How Should My Company Prepare?
It’s beneficial for a company to review the effectiveness and gaps in their own controls before beginning a SOC 2 Type 2 engagement. An independent CPA firm can help with this by providing a Readiness Assessment.
How Would a Company Decide They Need a SOC 2 Type 2 Report Over a Type 1?
A SOC 2 Type 2 report may be the right decision for your organization depending on a number of factors. A common reason to choose a SOC 2 Type 2 report is that your customer has requested the more extensive report type.
However, you may also consider a SOC 2 Type 2 report for your own benefit. With the addition of testing of the controls, your company will have a clearer understanding of any areas in need of attention—or those which do not fully meet the expectations of the SOC auditors and your customers.
This can be an opportunity to make corrections or additions to your security and data handling policies and procedures before—and preferably instead of—dealing with a data breach.
A SOC 2 Type 2 can also be a powerful indicator to customers that your organization takes the security of their data seriously. It can serve as a competitive differentiator in crowded or highly competitive fields or markets, and many potential customers use SOC reports as a means of weeding out companies when evaluating new vendors.
Does My Company Need a Type 1 Report Before Getting a Type 2 Report?
No. A SOC 2 Type 2 report will include all of the elements of the Type 1 report, plus the additional testing. However, a Type 1 may be recommended to determine that the controls are suitably designed and implemented before jumping into a Type 2 too quickly.
What Are the Benefits of a SOC 2 Type 2 Report, and How Would a Company Use the Report?
A SOC 2 Type 2 report can help uncover opportunities for improvement in your processes and procedures.
A SOC 2 Type 2 report sends a clear message about your organization’s commitment to protecting customer data. Customers may be able to outsource services, but they cannot outsource their responsibility for the data that has been entrusted to them. This means your customers will want to be sure that your organization takes the security of their data as seriously as they do.
The SOC 2 Type 2 report can be an easy reason for a potential customer to choose your organization over another.
When is the Right Time to Pursue a SOC 2 Type 2 Report?
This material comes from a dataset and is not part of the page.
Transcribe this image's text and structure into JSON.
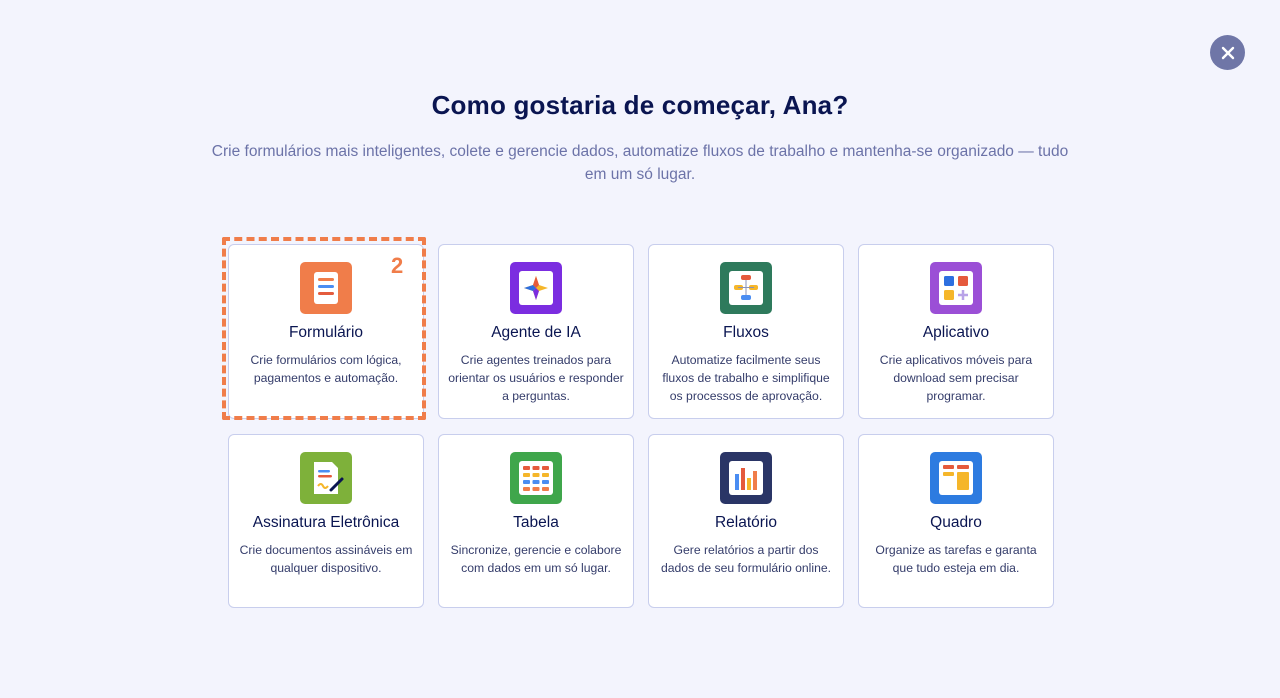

It’s beneficial to start a SOC 2 Type 2 report sooner than later, especially because it will take several months from the time you engage a SOC auditor until you receive your SOC 2 Type 2 report. These exams and reports take time to complete, and the sooner you have it available to share, the better your chances of winning the trust of new customers.
Learn More and Start the Process of Getting a SOC 2 Type 2 Exam and Report
A SOC 2 Type 2 report is a significant commitment, both in resources and in the message that it sends to customers. The benefits far outweigh the costs and time invested and offer reasonable assurance that you take the security and trust of your customers seriously and are doing everything you can to mitigate risks.
Warren Averett has the expertise to complete a SOC report engagement for all different types of organizations. Contact us today to start the conversation about reaching your SOC reporting goals.